Segment Open

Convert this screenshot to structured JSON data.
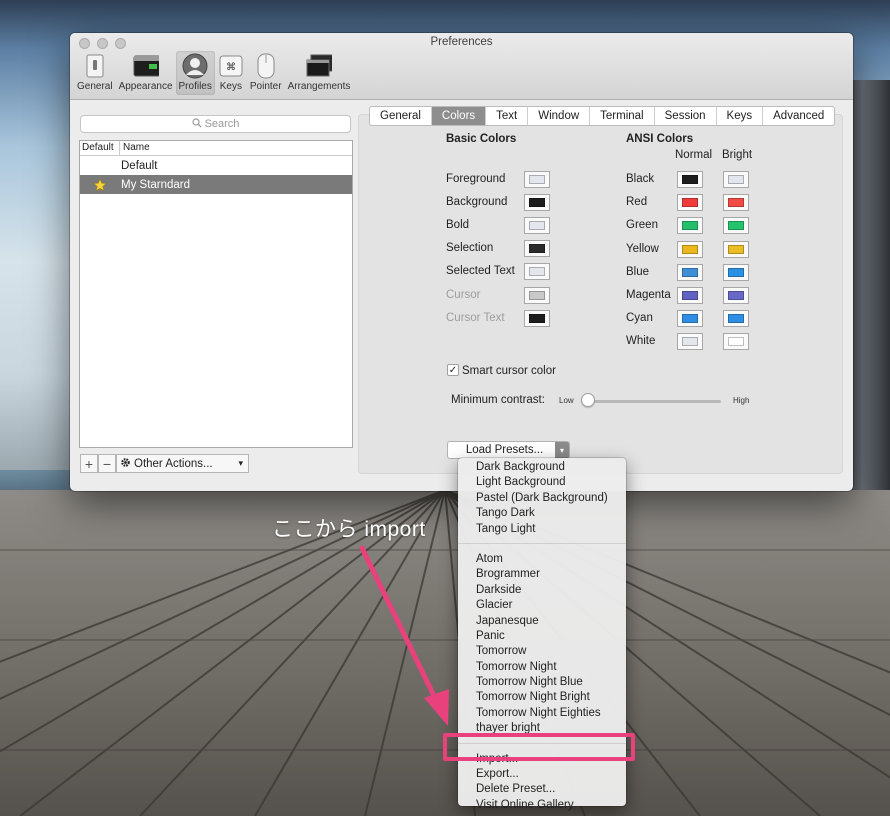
{
  "window": {
    "title": "Preferences"
  },
  "toolbar": {
    "items": [
      {
        "label": "General",
        "icon": "switch-icon"
      },
      {
        "label": "Appearance",
        "icon": "appearance-icon"
      },
      {
        "label": "Profiles",
        "icon": "profiles-icon"
      },
      {
        "label": "Keys",
        "icon": "keys-icon"
      },
      {
        "label": "Pointer",
        "icon": "pointer-icon"
      },
      {
        "label": "Arrangements",
        "icon": "arrangements-icon"
      }
    ],
    "selected": "Profiles"
  },
  "profiles": {
    "search_placeholder": "Search",
    "columns": {
      "default": "Default",
      "name": "Name"
    },
    "rows": [
      {
        "name": "Default",
        "is_default": false
      },
      {
        "name": "My Starndard",
        "is_default": true,
        "selected": true
      }
    ],
    "add_label": "+",
    "remove_label": "−",
    "other_actions": "Other Actions..."
  },
  "tabs": [
    "General",
    "Colors",
    "Text",
    "Window",
    "Terminal",
    "Session",
    "Keys",
    "Advanced"
  ],
  "selected_tab": "Colors",
  "basic_colors": {
    "title": "Basic Colors",
    "items": [
      {
        "label": "Foreground",
        "color": "#e4e6ee"
      },
      {
        "label": "Background",
        "color": "#1d1d1d"
      },
      {
        "label": "Bold",
        "color": "#e4e6ee"
      },
      {
        "label": "Selection",
        "color": "#2b2b2b"
      },
      {
        "label": "Selected Text",
        "color": "#e4e6ee"
      },
      {
        "label": "Cursor",
        "color": "#c9c9c9",
        "disabled": true
      },
      {
        "label": "Cursor Text",
        "color": "#1d1d1d",
        "disabled": true
      }
    ]
  },
  "ansi_colors": {
    "title": "ANSI Colors",
    "normal_label": "Normal",
    "bright_label": "Bright",
    "items": [
      {
        "label": "Black",
        "normal": "#1d1d1d",
        "bright": "#e4e6ee"
      },
      {
        "label": "Red",
        "normal": "#f03b3b",
        "bright": "#f24b45"
      },
      {
        "label": "Green",
        "normal": "#25be6a",
        "bright": "#25c36b"
      },
      {
        "label": "Yellow",
        "normal": "#ebb71e",
        "bright": "#ecbc24"
      },
      {
        "label": "Blue",
        "normal": "#3d8fd6",
        "bright": "#2a92e4"
      },
      {
        "label": "Magenta",
        "normal": "#6161c1",
        "bright": "#6868c8"
      },
      {
        "label": "Cyan",
        "normal": "#2f8ee3",
        "bright": "#2f8ee3"
      },
      {
        "label": "White",
        "normal": "#e4e6ee",
        "bright": "#ffffff"
      }
    ]
  },
  "smart_cursor": {
    "label": "Smart cursor color",
    "checked": true
  },
  "contrast": {
    "label": "Minimum contrast:",
    "low": "Low",
    "high": "High",
    "value": 0
  },
  "load_presets": "Load Presets...",
  "menu": {
    "group1": [
      "Dark Background",
      "Light Background",
      "Pastel (Dark Background)",
      "Tango Dark",
      "Tango Light"
    ],
    "group2": [
      "Atom",
      "Brogrammer",
      "Darkside",
      "Glacier",
      "Japanesque",
      "Panic",
      "Tomorrow",
      "Tomorrow Night",
      "Tomorrow Night Blue",
      "Tomorrow Night Bright",
      "Tomorrow Night Eighties",
      "thayer bright"
    ],
    "group3": [
      "Import...",
      "Export...",
      "Delete Preset...",
      "Visit Online Gallery"
    ]
  },
  "annotation": {
    "text": "ここから import",
    "color": "#e8417c"
  }
}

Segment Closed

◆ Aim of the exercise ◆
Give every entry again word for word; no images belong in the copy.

◆ Response area ◆
Convert this screenshot to structured JSON data.
{
  "window": {
    "title": "Preferences"
  },
  "toolbar": {
    "items": [
      {
        "label": "General",
        "icon": "switch-icon"
      },
      {
        "label": "Appearance",
        "icon": "appearance-icon"
      },
      {
        "label": "Profiles",
        "icon": "profiles-icon"
      },
      {
        "label": "Keys",
        "icon": "keys-icon"
      },
      {
        "label": "Pointer",
        "icon": "pointer-icon"
      },
      {
        "label": "Arrangements",
        "icon": "arrangements-icon"
      }
    ],
    "selected": "Profiles"
  },
  "profiles": {
    "search_placeholder": "Search",
    "columns": {
      "default": "Default",
      "name": "Name"
    },
    "rows": [
      {
        "name": "Default",
        "is_default": false
      },
      {
        "name": "My Starndard",
        "is_default": true,
        "selected": true
      }
    ],
    "add_label": "+",
    "remove_label": "−",
    "other_actions": "Other Actions..."
  },
  "tabs": [
    "General",
    "Colors",
    "Text",
    "Window",
    "Terminal",
    "Session",
    "Keys",
    "Advanced"
  ],
  "selected_tab": "Colors",
  "basic_colors": {
    "title": "Basic Colors",
    "items": [
      {
        "label": "Foreground",
        "color": "#e4e6ee"
      },
      {
        "label": "Background",
        "color": "#1d1d1d"
      },
      {
        "label": "Bold",
        "color": "#e4e6ee"
      },
      {
        "label": "Selection",
        "color": "#2b2b2b"
      },
      {
        "label": "Selected Text",
        "color": "#e4e6ee"
      },
      {
        "label": "Cursor",
        "color": "#c9c9c9",
        "disabled": true
      },
      {
        "label": "Cursor Text",
        "color": "#1d1d1d",
        "disabled": true
      }
    ]
  },
  "ansi_colors": {
    "title": "ANSI Colors",
    "normal_label": "Normal",
    "bright_label": "Bright",
    "items": [
      {
        "label": "Black",
        "normal": "#1d1d1d",
        "bright": "#e4e6ee"
      },
      {
        "label": "Red",
        "normal": "#f03b3b",
        "bright": "#f24b45"
      },
      {
        "label": "Green",
        "normal": "#25be6a",
        "bright": "#25c36b"
      },
      {
        "label": "Yellow",
        "normal": "#ebb71e",
        "bright": "#ecbc24"
      },
      {
        "label": "Blue",
        "normal": "#3d8fd6",
        "bright": "#2a92e4"
      },
      {
        "label": "Magenta",
        "normal": "#6161c1",
        "bright": "#6868c8"
      },
      {
        "label": "Cyan",
        "normal": "#2f8ee3",
        "bright": "#2f8ee3"
      },
      {
        "label": "White",
        "normal": "#e4e6ee",
        "bright": "#ffffff"
      }
    ]
  },
  "smart_cursor": {
    "label": "Smart cursor color",
    "checked": true
  },
  "contrast": {
    "label": "Minimum contrast:",
    "low": "Low",
    "high": "High",
    "value": 0
  },
  "load_presets": "Load Presets...",
  "menu": {
    "group1": [
      "Dark Background",
      "Light Background",
      "Pastel (Dark Background)",
      "Tango Dark",
      "Tango Light"
    ],
    "group2": [
      "Atom",
      "Brogrammer",
      "Darkside",
      "Glacier",
      "Japanesque",
      "Panic",
      "Tomorrow",
      "Tomorrow Night",
      "Tomorrow Night Blue",
      "Tomorrow Night Bright",
      "Tomorrow Night Eighties",
      "thayer bright"
    ],
    "group3": [
      "Import...",
      "Export...",
      "Delete Preset...",
      "Visit Online Gallery"
    ]
  },
  "annotation": {
    "text": "ここから import",
    "color": "#e8417c"
  }
}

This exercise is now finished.